On June 30, 1939, a steam ship arrived at the port of Southampton. Maurice Williams, the Port Medical Officer, was there to meet the liner. He climbed on board and set about examining the health of dozens of children who had made the voyage from Germany alone.
Eight-year-old Renate Wolff waited patiently for her check-up. The Port Medical Officer seemed happy and wrote to the Ministry of Health to say that he had handed over care of the children.
Renate was told to disembark. She made her way down the gangway of the SS Washington and looked around her. Holding nothing but a small suitcase, the little girl suddenly found herself in a strange country with a strange language.
Just a few weeks earlier Renate had been at home, saying goodbye to her mummy and daddy. She didn’t know that she would never see them again.
Only years later would she find out their fate. The Nazis deported her parents to Minsk and then to Auschwitz where they were murdered.
The Holocaust devastated Renate’s family. In 1937 her sister Henny had given birth to a baby girl, Karin. By 1941 the Germans had captured them too. Henny was pregnant again. In the filthy cattle truck on the way to Auschwitz she gave birth to twins. The Nazis killed the new-borns on arrival and Henny soon after.
Renate eventually settled in Manchester with three of her sisters. Just a few weeks short of her twentieth birthday, she married my grandpa. They had three children, including my mum.
Grandma Renate – or Renee as she was known – died before I was born. But her refugee story, I suppose, is both typical and atypical. The world has never known as systematic an attempt to wipe out an entire people as the Holocaust. But the story of persecution and escaping from war is all too alive today. Europe is seeing the biggest refugee crisis since Renate was forced to leave her home. Millions of people have fled torture and conflict.
It is a tragedy which resonates so strongly with the Jewish community precisely because of our history.
On seder night we gather with our family and friends to read the story of the Exodus when the Children of Israel were enslaved to a cruel tyrant before being miraculously freed: a familiar narrative that has repeated itself in different generations, whether our oppressors were Roman, Spanish or Soviet.
My uncle – Renate’s son – grows horseradish in his garden for the maror, bitter herbs, on Seder night. It is so pungent I cry every year. This year it would be natural to weep not just for the suffering of our own people in Ancient Egypt but for the current refugee crisis too which shows no sign of abating.

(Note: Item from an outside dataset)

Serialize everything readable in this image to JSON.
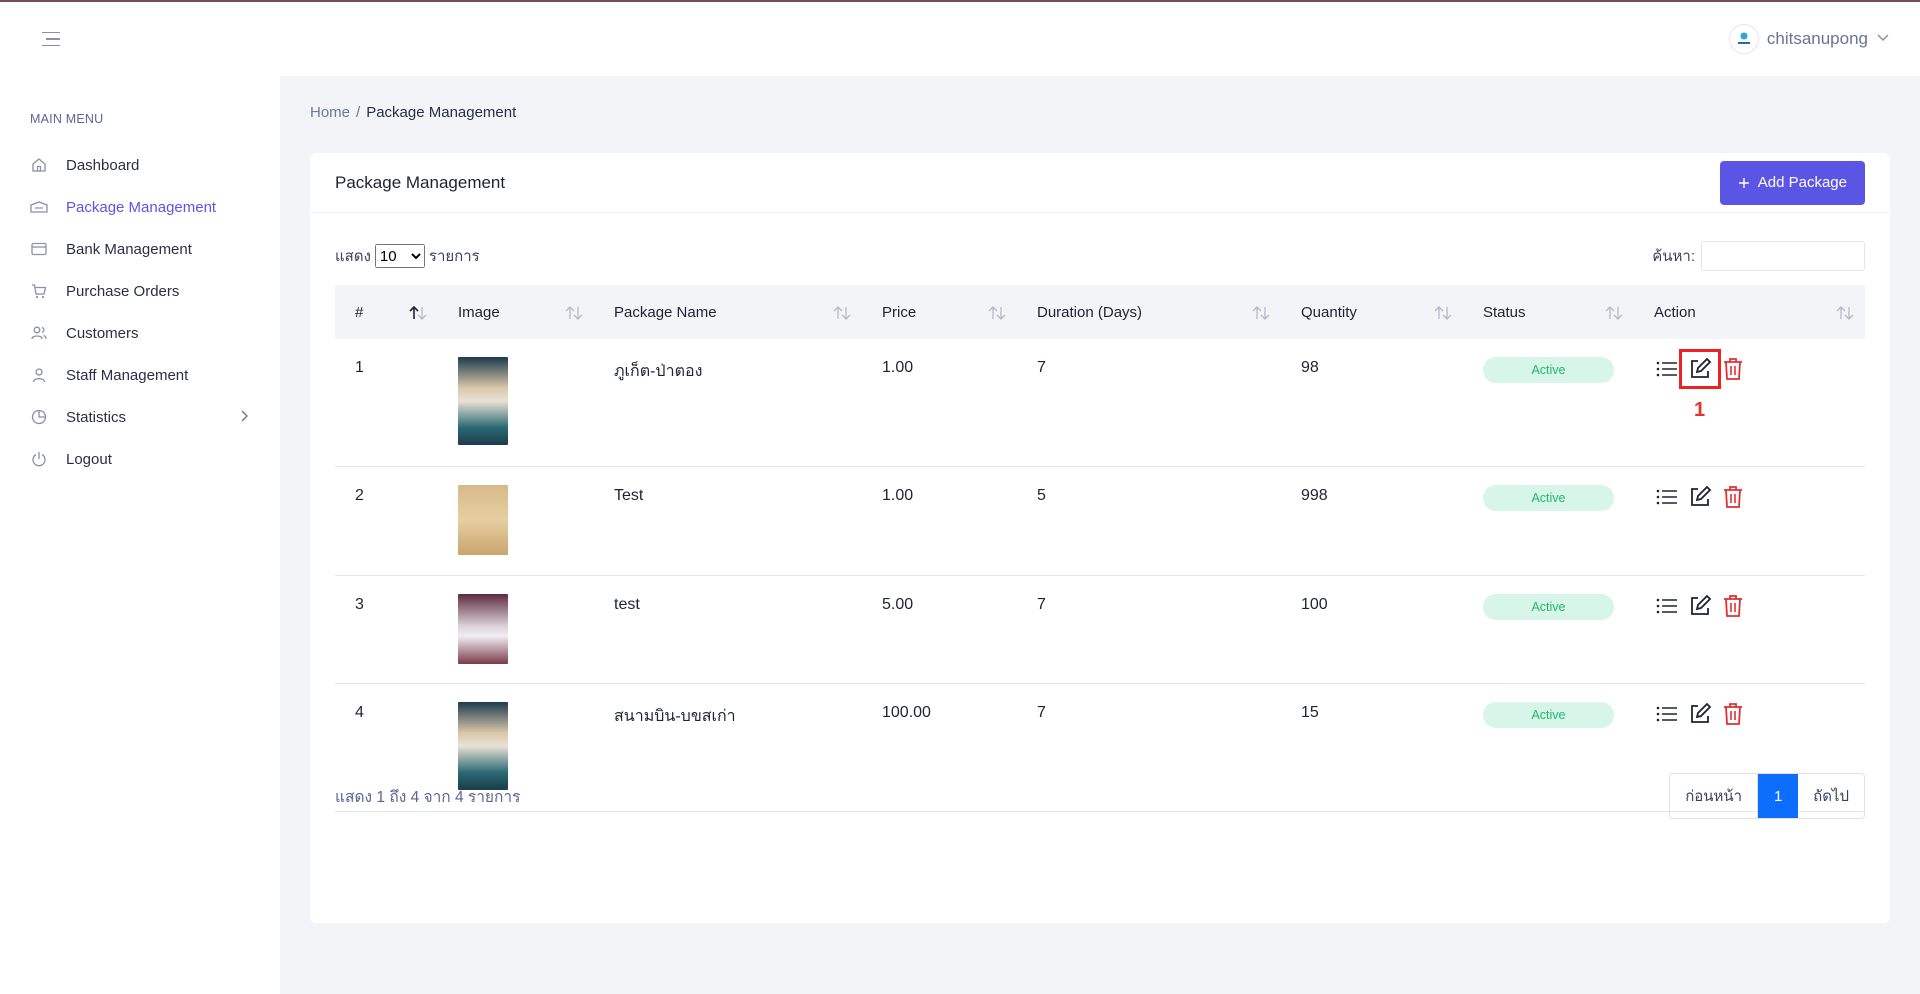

The response from the British Jewish community has been nothing short of remarkable. Through World Jewish Relief’s emergency response, thousands of children – the same age as Renate – have been given schoolbooks and bags so they don’t miss a year of education in the refugee camps in Turkey. Thousands more have received medical care, shelter and winter kits.
The refugee crisis is complex. The only solution is to end the conflict in Syria and allow millions of people to return home. But until that happens, it is our duty to continue supporting the needs of the world’s most vulnerable people: the Jewish communities of Ukraine, Georgia, Moldova and Belarus and today’s refugees who have fled their homes with nothing but a small suitcase.
Chag sameach from all of us at World Jewish Relief.
Richard Verber is World Jewish Relief’s Head of External Affairs – firstname.lastname@example.org